Republicans’ First Goal: Win Back Voters’ Trust in Washington

Voters sent a crucial message in last week’s midterms: They want change. Unfortunately, President Obama and Democrats didn’t seem to be listening. They’re already advocating the same tired agenda and maintaining the same leadership that developed it.

It wasn’t always clear that the Republican Party would properly interpret the results either. After all, it’s difficult to check your ego after a wave of this magnitude. But the fact is, as Yuval Levin writes for National Review, “this is an election that the Democrats lost far more than an election that Republicans won.” The voters clearly didn’t like the direction President Obama was taking the country, and were willing to do anything to change course, but they have yet to give Republicans a mandate to govern.

What Republicans have realized is that the next two years are about restoring trust, rehabilitating the conservative brand, and advocating for conservative solutions, such that they can achieve true conservative governance in 2016. How do we do it? Sen. Mike Lee offers a great start:

The greatest challenge to policymaking today is distrust. . . .

Rather than resent or deny this fact, Republican leaders should embrace it. We should throw open the doors of Congress, and restore genuine representative democracy to the American republic.

No more “cliff” crises. No more secret negotiations. No more take-it-or-leave-it deadline deals. No more passing bills without reading them. No more procedural manipulation to block debate and compromise. These are the abuses that have created today’s status quo—the status quo Republicans have been hired to correct.

Of course, restoring trust will require more than just not doing things, it will require proactively changing the process to one that is open and collaborative.

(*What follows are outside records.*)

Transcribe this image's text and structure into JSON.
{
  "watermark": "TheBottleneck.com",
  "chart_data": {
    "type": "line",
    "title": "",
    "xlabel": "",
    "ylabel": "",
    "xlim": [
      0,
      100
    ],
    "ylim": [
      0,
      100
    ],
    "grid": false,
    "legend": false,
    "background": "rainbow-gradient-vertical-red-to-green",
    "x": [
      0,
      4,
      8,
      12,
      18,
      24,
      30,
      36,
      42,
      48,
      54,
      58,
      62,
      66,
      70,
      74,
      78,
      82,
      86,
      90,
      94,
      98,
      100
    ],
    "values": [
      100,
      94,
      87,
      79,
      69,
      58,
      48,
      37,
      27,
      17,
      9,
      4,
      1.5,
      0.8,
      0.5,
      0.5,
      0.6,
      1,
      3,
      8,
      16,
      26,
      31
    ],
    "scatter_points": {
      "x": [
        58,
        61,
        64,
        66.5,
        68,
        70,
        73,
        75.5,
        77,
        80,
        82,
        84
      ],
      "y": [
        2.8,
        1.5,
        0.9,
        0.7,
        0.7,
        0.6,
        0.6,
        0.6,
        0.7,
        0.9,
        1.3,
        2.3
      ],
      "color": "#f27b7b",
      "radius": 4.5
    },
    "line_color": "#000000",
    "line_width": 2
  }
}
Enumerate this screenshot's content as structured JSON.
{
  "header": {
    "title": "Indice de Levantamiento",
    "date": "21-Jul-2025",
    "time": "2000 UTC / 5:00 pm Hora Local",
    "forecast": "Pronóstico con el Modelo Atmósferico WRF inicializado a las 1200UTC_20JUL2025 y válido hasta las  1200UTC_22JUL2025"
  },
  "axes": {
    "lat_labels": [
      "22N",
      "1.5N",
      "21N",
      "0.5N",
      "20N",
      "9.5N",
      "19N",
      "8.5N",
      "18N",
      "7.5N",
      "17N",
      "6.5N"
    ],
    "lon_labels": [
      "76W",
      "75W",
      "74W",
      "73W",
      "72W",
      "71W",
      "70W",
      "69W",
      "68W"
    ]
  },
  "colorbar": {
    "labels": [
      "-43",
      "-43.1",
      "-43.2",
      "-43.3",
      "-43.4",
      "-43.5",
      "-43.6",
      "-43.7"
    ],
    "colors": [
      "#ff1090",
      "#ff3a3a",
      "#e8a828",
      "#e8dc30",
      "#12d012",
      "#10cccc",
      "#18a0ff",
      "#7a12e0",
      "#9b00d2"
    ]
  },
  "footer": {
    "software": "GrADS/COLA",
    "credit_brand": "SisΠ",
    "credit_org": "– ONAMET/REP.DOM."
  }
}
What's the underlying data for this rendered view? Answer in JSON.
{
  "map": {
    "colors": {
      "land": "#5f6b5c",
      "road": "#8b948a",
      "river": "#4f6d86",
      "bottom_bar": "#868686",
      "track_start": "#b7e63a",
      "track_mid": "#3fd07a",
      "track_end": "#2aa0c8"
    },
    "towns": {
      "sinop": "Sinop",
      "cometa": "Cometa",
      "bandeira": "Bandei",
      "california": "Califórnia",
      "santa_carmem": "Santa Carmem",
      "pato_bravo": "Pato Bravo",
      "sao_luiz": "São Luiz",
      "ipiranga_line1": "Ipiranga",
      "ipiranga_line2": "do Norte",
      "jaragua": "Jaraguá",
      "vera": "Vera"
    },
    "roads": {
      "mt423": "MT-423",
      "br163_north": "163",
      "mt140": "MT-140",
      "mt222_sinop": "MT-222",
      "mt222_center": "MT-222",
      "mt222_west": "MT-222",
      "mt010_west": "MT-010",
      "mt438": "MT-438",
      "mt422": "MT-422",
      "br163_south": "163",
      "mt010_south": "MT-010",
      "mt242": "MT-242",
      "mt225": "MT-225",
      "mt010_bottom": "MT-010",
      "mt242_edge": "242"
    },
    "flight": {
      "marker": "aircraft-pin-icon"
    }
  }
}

In short, Republicans should think about governance the same way they would the economy: Foster good ideas regardless of the source, encourage entrepreneurs to pursue their ideas, nurture young talent, allow and encourage debate, and reject cronyism. None of those things happened under the iron-fisted, top-down rule of Harry Reid and as a result the people’s business got bottled up by politics. If Americans are every to trust Republican governance, that has to end.

Republican leaders have also made a commitment to focusing on policies, not politics, in order to unclog the legislative process.

“[W]e will restore an era in which committees in both the House and the Senate conduct meaningful oversight of federal agencies and debate legislation; and where members of the minority party in both chambers are given the opportunity to participate in the process of governing,” write Speaker John Boehner and Majority Leader McConnell.

Of course, Republicans will now have the benefit of setting the agenda, which will allow them to not only show voters that things can get done in Washington, it will allow them to create a clear contrast in agendas in the run to 2016. Here’s what that means and doesn’t mean according to National Review’s Yuval Levin:

That doesn’t mean that lots of Republican ideas get enacted, or even reach the president. The filibuster will prevent that. It means, rather, that those ideas get killed in Senate votes instead of getting killed by the Senate’s unwillingness to vote. And that’s a significant difference, because it puts both Republicans and (for the first time) Democrats on the record in a meaningful way.

Levin is right to think that this is important, not just because sketching a contrast between Republicans and Democrats will be key for voters, but because the process of creating and pursuing a conservative agenda will allow us to rebuild the brand through honest policy debates.

That creates at least as much opportunity for errors as it does for successes, especially when the president still controls the bully pulpit and the media will largely disagree with us, but there are certainly pitfalls we should make sure to avoid. Perhaps the most prominent is just offering up programmatic budget cuts without fundamental reforms.

“Just spending less on a misguided program doesn’t get you any closer to a real solution than just spending more on it,” Sen. Lee writes. “If the program is dysfunctional—if it doesn’t do what it’s supposed to do, and what it supposed to do is worth doing—fix it.”

And that’s the point. The federal government does have a role to play in fixing some of the problems that face our nation. Republicans were elected not to dismantle Washington, they were elected to fix what Democrats broke. It’s time to show that we can.